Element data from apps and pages
----------------------------------------
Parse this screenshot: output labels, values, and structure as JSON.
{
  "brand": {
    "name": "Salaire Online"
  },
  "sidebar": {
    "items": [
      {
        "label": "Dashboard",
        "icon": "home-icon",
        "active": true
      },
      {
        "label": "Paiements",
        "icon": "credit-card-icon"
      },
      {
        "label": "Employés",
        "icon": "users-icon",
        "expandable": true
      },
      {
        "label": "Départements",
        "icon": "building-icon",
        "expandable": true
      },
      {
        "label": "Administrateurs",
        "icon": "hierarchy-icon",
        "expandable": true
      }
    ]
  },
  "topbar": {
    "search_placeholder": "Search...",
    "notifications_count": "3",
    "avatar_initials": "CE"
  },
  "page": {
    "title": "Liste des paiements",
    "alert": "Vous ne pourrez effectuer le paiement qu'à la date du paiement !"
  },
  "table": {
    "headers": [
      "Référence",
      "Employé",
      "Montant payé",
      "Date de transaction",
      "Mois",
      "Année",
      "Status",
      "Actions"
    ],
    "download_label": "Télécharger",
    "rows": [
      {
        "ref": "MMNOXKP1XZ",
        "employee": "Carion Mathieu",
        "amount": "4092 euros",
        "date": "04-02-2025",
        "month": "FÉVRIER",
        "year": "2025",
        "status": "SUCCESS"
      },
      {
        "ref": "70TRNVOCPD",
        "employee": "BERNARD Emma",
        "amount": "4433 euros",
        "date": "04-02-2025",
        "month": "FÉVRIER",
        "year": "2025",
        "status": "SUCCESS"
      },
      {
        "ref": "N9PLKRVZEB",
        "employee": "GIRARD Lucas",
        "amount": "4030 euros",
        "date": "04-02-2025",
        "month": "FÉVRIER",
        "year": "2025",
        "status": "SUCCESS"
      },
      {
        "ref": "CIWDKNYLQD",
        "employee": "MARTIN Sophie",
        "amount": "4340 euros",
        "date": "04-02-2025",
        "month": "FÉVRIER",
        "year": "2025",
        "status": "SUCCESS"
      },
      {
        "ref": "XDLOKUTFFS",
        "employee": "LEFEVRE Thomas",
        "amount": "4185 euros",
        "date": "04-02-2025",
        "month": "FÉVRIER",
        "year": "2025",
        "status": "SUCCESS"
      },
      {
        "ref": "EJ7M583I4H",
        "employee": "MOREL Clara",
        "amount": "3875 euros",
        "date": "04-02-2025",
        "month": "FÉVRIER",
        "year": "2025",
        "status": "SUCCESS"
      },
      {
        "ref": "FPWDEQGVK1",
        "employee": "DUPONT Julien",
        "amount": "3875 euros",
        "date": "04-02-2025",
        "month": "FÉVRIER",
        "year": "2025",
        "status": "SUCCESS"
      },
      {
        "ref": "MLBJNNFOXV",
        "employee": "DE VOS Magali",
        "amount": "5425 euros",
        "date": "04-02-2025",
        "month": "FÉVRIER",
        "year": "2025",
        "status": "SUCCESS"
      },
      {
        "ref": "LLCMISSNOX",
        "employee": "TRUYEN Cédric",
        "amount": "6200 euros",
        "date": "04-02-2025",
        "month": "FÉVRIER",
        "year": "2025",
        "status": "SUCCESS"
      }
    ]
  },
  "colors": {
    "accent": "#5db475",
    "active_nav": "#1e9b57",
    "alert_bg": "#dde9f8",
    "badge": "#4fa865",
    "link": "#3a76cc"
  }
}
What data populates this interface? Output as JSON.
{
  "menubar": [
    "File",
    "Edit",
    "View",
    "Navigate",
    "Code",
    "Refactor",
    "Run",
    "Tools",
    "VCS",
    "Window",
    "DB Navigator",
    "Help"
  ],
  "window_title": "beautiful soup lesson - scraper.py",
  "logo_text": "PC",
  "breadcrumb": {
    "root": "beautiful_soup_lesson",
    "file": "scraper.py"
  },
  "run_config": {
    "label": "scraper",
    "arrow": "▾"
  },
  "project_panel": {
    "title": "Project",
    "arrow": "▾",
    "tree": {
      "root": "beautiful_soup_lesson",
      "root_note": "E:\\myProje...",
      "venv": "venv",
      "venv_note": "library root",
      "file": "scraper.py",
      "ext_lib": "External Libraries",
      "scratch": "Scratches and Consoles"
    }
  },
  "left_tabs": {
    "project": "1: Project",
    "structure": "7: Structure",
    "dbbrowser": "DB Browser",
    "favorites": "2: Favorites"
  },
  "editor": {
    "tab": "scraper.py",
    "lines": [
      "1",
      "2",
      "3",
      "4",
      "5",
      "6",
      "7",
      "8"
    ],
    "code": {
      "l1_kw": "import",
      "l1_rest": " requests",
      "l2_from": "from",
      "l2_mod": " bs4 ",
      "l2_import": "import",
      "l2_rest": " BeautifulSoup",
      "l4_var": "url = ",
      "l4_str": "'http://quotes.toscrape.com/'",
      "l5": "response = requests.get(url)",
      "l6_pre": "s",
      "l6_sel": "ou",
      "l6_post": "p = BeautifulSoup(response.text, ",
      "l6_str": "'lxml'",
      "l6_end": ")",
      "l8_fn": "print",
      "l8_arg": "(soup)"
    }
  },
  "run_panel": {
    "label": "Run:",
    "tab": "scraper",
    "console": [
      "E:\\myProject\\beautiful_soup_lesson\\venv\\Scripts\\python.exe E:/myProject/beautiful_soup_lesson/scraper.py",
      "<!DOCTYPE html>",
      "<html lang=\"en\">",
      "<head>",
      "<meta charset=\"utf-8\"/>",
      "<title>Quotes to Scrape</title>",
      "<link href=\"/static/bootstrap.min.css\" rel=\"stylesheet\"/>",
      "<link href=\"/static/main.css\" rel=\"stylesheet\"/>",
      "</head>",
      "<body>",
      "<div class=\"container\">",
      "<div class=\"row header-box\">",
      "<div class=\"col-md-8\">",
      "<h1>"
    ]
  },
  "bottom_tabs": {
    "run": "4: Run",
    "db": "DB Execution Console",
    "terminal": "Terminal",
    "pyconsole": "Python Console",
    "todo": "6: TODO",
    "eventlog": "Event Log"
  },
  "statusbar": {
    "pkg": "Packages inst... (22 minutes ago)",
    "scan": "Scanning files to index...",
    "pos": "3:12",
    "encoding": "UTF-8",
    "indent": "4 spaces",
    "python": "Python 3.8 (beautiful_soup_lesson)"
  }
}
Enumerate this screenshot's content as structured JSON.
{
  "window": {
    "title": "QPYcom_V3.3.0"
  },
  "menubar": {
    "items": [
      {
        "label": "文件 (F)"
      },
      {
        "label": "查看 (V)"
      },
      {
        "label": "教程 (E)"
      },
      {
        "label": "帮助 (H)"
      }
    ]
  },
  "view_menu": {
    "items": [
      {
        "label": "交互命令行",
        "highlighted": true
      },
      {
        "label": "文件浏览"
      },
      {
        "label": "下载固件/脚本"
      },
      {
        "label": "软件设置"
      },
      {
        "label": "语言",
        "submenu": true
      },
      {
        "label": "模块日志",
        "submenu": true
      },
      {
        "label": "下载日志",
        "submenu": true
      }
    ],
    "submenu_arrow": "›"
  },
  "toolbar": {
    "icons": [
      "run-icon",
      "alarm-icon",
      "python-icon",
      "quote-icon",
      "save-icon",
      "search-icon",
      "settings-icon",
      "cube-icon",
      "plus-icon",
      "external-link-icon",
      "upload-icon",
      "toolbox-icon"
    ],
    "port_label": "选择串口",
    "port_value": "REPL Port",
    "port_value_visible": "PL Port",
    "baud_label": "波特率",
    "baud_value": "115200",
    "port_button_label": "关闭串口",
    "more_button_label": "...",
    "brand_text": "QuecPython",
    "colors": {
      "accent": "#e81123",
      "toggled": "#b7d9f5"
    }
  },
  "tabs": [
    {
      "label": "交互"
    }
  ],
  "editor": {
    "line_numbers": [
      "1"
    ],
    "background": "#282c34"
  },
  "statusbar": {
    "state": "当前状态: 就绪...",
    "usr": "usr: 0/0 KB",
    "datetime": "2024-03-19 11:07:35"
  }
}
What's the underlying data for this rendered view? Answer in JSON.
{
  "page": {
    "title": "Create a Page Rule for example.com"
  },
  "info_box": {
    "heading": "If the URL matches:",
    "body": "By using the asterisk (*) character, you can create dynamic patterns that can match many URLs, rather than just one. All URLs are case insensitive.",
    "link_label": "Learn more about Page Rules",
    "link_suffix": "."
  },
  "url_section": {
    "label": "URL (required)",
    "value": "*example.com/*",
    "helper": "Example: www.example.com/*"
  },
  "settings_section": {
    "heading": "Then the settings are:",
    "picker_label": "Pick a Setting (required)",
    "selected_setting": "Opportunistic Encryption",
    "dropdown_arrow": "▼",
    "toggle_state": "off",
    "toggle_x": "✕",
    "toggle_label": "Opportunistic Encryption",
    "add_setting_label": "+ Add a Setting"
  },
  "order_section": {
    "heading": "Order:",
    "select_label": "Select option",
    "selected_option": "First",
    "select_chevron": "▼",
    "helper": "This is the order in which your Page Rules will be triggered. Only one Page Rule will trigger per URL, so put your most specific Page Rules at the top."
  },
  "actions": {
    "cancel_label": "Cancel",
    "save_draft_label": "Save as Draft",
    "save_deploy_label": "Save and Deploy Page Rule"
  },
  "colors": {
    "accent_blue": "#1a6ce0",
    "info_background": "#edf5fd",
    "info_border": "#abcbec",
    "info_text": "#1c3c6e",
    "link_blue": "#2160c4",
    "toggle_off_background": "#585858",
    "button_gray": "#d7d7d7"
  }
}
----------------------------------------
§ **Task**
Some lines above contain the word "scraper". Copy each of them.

§ **Solved exercise**
  "window_title": "beautiful soup lesson - scraper.py",
    "file": "scraper.py"
    "label": "scraper",
      "file": "scraper.py",
    "tab": "scraper.py",
    "tab": "scraper",
      "E:\\myProject\\beautiful_soup_lesson\\venv\\Scripts\\python.exe E:/myProject/beautiful_soup_lesson/scraper.py",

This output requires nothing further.